Plastics company Fuling Global Inc. announced its plans to move its operations from China to Mexico, investing US$2 million dollars on a new facility in Monterrey, in the northeast of the country. The company started producing paper straws and paper cups for the US market in 2019.
“The ongoing US-China trade tensions cast uncertainties for our export business to the US market, our largest segment,” Guilan Jiang, Chairwoman of Fuling Global, warned last year in a press release. “The Mexico Factory offers certain attractive benefits for us, including zero tariff on trade between the US and Mexico as well as low labour and transportation costs.”
the jump in the value of Mexico's exports since the US-China trade war began
According to UN statistics, Mexico has exported an extra US$3.5 billion in goods since the trade war began in summer 2018, mostly in the agri-food, transport equipment and electrical machinery sectors.
On December 13, President Trump confirmed he had reached an preliminary deal that, if signed, would provide greater protections to US companies operating in China. He would also reduce some US tariffs and cancel those planned. However, economists say the troubles are far from over as that the tariffs will drag for years, and continue to generate uncertainty and drive down investment, Bloomberg reported.
Specialists say Mexico had already gained ground in exports but a UN report specifically attributes this increase to the trade war. Countless articles have declared Mexico a clear “winner” of the feud.
Two years ago and with costs rising, US companies operating in China began relocating to northern Mexico and, more recently, Chinese companies began moving there too, said Adriana Eguia, former CEO of Tijuana’s Economic Development Corporation.
A large and cheap labour force, free trade agreement and proximity to the US make Mexico’s northern cities appeal to small and medium size business.
Trade war & Mexico: what’s really going on?

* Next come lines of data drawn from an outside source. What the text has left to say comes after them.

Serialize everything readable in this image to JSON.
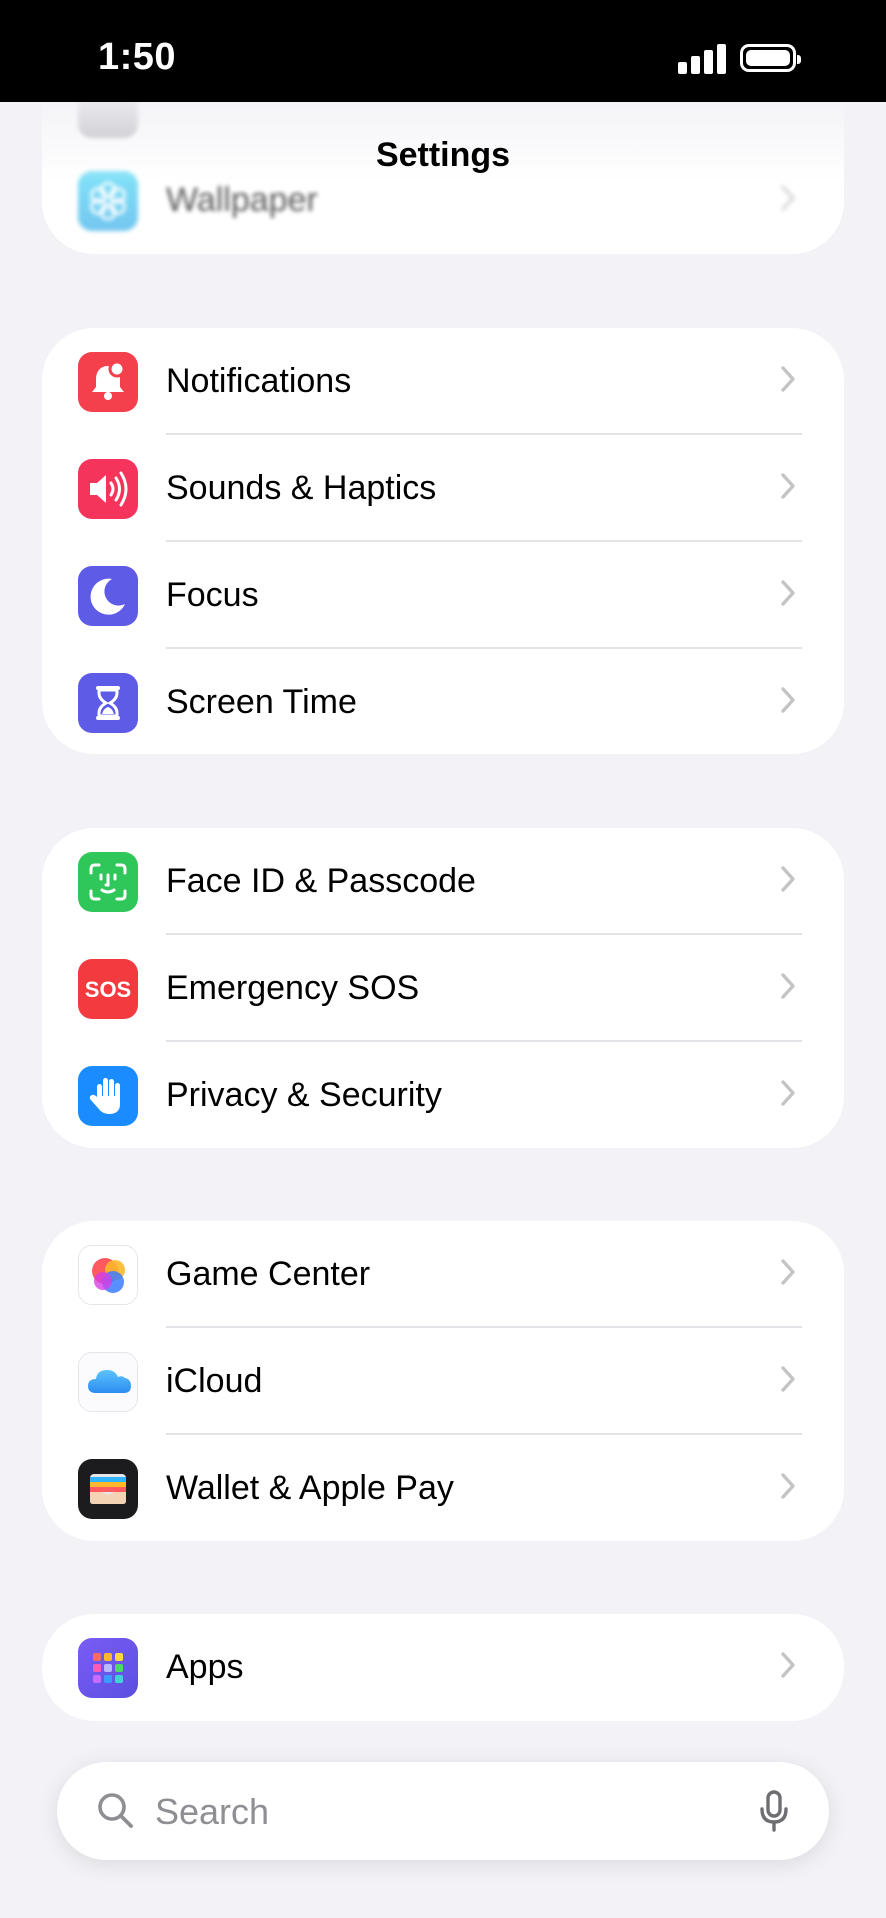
{
  "status_bar": {
    "time": "1:50"
  },
  "nav": {
    "title": "Settings"
  },
  "groups": [
    {
      "items": [
        {
          "label": "Wallpaper",
          "icon": "wallpaper-icon",
          "color": "#37c6ef"
        }
      ]
    },
    {
      "items": [
        {
          "label": "Notifications",
          "icon": "notifications-bell-icon",
          "color": "#f43f4c"
        },
        {
          "label": "Sounds & Haptics",
          "icon": "speaker-icon",
          "color": "#f5345c"
        },
        {
          "label": "Focus",
          "icon": "moon-icon",
          "color": "#5e5ce6"
        },
        {
          "label": "Screen Time",
          "icon": "hourglass-icon",
          "color": "#5e5ce6"
        }
      ]
    },
    {
      "items": [
        {
          "label": "Face ID & Passcode",
          "icon": "face-id-icon",
          "color": "#30c75a"
        },
        {
          "label": "Emergency SOS",
          "icon": "sos-icon",
          "icon_text": "SOS",
          "color": "#f23a3f"
        },
        {
          "label": "Privacy & Security",
          "icon": "hand-icon",
          "color": "#1a8cff"
        }
      ]
    },
    {
      "items": [
        {
          "label": "Game Center",
          "icon": "game-center-icon",
          "color": "#ffffff"
        },
        {
          "label": "iCloud",
          "icon": "icloud-icon",
          "color": "#ffffff"
        },
        {
          "label": "Wallet & Apple Pay",
          "icon": "wallet-icon",
          "color": "#1c1c1e"
        }
      ]
    },
    {
      "items": [
        {
          "label": "Apps",
          "icon": "apps-grid-icon",
          "color": "#6e5cf0"
        }
      ]
    }
  ],
  "search": {
    "placeholder": "Search"
  }
}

In July 2018, the Trump administration announced a 25% tax on more than 200 goods imported from China, including airplane and car parts, electronics, seafood, and medical devices. Another round of tariff hikes in September 2019 added taxes on clothing, shoes, nappies, and more.

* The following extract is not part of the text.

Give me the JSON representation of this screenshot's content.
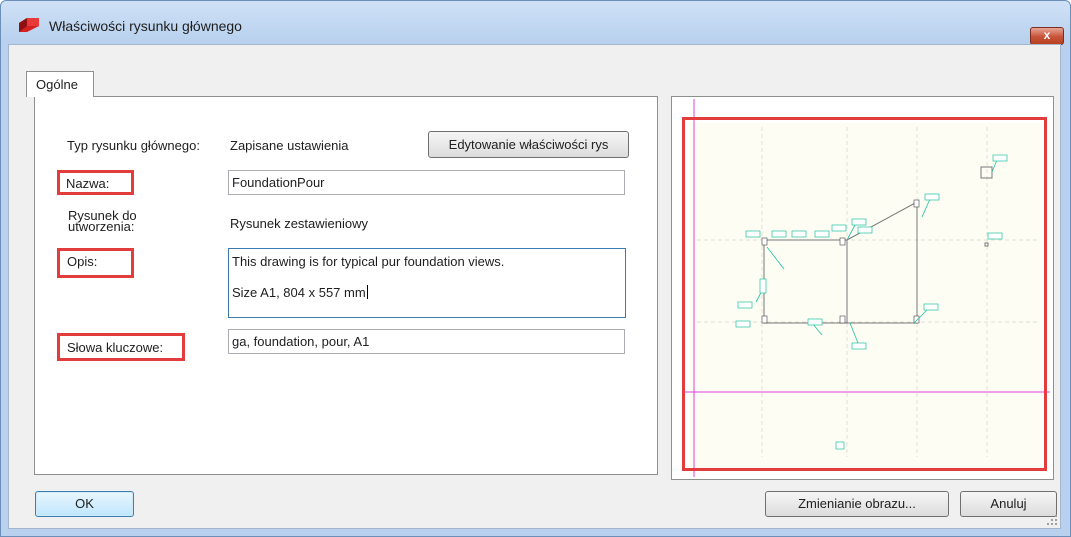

“It’s very hard for a company to be competitive if it has to pay a 25% tariff to export to the US, so they would rather move somewhere else,” said Alessandro Nicito, an economist at the UN’s Conference on Trade and Development (UNCTAD).
So many companies started moving production out of China. “If a firm perceives that the tariff is permanent, they will move. If they think it’s temporary, they will just absorb the cost of the tariff themselves,” Nicito said.
This logic of using trade policy as a weapon for non-economic motivations is bad news
Many companies weighed the decision and moved their factories to nearby countries in Southeast Asia like Vietnam, Taiwan and Korea. Others chose Mexico because of its proximity to the US and low tariffs.
There has been a decline in investment in the manufacturing industry and this has been a drag on global growth for everyone, including Mexico
“This is creating a space for opportunity for Mexican business owners,” said Xavier Rivas, vice president of PIMSA, a group of industrial developers in northern Mexican border states.
“It’s an economic advantage for the area because there is going to be investment, employment and the market is going to grow,” added Victor H. Delgado, who has worked for 35 years in Mexicali’s export industry.
Once a company has made the decision to move to Mexico or another country because of tariffs, it is unlikely to reverse its decision.
On paper, Mexico is a trade war winner. But economists warn that the bigger picture could spell trouble.
Trump’s ‘America First’ attitude has led to uncertainty in the global economy that could offset Mexico’s slight increase in exports. The US$3.5 billion increase in exports is less than 1% of the US$450 billion exported in 2018.
The US-China trade war is one of many examples of Trump using trade policy as a bartering chip for other foreign policy decisions. And he has done the same to Mexico. In June this year, he threatened to increase tariffs to pressure Mexico to cooperate on immigration enforcement.
“This logic of using trade policy as a weapon for non-economic motivations is bad news,” said economist Otaviano Canuto, a former World Bank official.
This approach to trade policy contributes to volatility in global markets. Uncertainty usually means a decline in investments, particularly in manufacturing, Canuto explained.
“There has been a decline in investment in the manufacturing industry and this has been a drag on global growth for everyone, including Mexico,” Canuto said.
Some are wary of Chinese companies taking advantage of Mexico.
“We have to be very careful with this, and see that they don’t use Mexico just as a platform to export to the US,” said Rivas. “These factories should contribute to the local economies and hire local workers for Mexico to get the most out of this,” he added.
Mexico is also facing uncertainty. On Thursday, the US congress passed the new US-Mexico-Canada agreement (USMCA), NAFTA’s replacement, which must now go to the senate, where is expected to pass.
The USMCA maintains many of the same clauses as NAFTA but has stricter laws on environmental and labour protections, which means Mexico would have to implement higher wages in order to sell cars to the US market.